“Dawn has completed the thrusting it needs to use Mars for a gravity assist to help get us to Vesta,” said Marc Rayman, Dawn’s chief engineer at JPL in Pasadena, California. “Dawn will now coast in its orbit around the Sun for the next half a year before we again fire up the ion propulsion system to continue our journey to the asteroid belt.”
Dawn’s ion engines may get a short workout in January 2009 to provide any final orbital adjustments prior to the craft’s encounter with the Red Planet. Ions are also scheduled to fly out of the propulsion system during some systems testing in spring. But mostly, Dawn’s three ion engines will remain silent until June, when they will speed Dawn toward its first appointment, with asteroid Vesta.
Dawn’s ion engines are vital to the misson’s 8-year, 3-billion-mile (4.9-billion-kilometer) journey to asteroid Vesta and dwarf planet Ceres. One of these frugal powerhouses can generate more than 24 hours of thrusting while consuming about 9 ounces (about 0.26 kilogram) – less than the contents of a can of soda – of the spacecraft’s xenon fuel supply. Over their lifetimes, Dawn’s three ion propulsion engines will fire cumulatively for about 50,000 hours (more than 5 years) – a record for spacecraft.
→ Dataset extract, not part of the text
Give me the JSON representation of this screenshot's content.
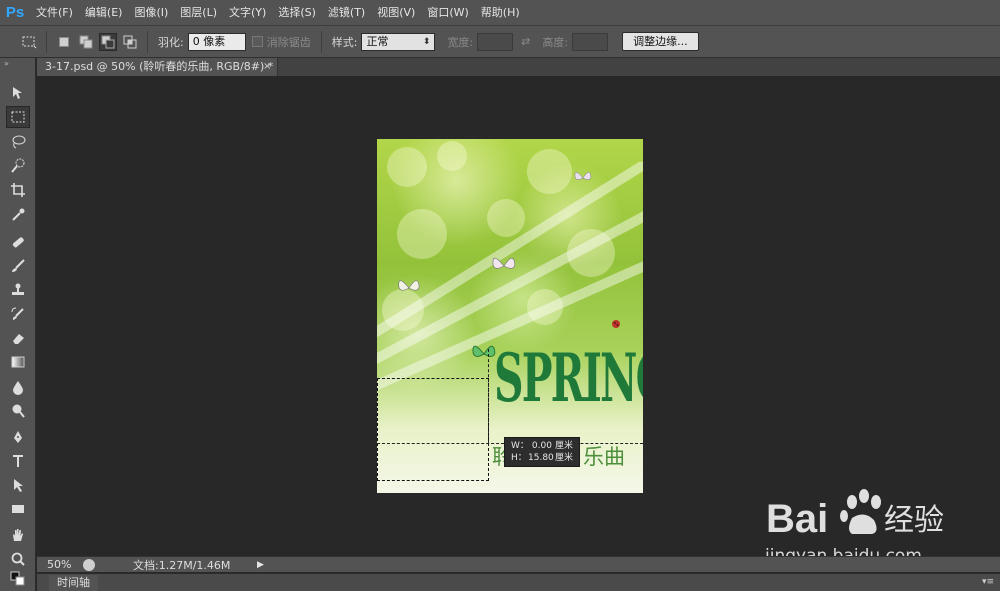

Dawn will begin exploring asteroid Vesta in 2011 and the dwarf planet Ceres in 2015. These two icons of the asteroid belt have been witness to much of our solar system’s history. By utilizing the same set of instruments at two separate destinations, scientists can more accurately formulate comparisons and contrasts. Dawn’s science instrument suite will measure shape, surface topography, tectonic history, and elemental and mineral composition, and will search for water-bearing minerals. In addition, mission scientists will use the Dawn spacecraft, based on how it orbits both Vesta and Ceres, to measure the celestial bodies’ masses and gravity fields.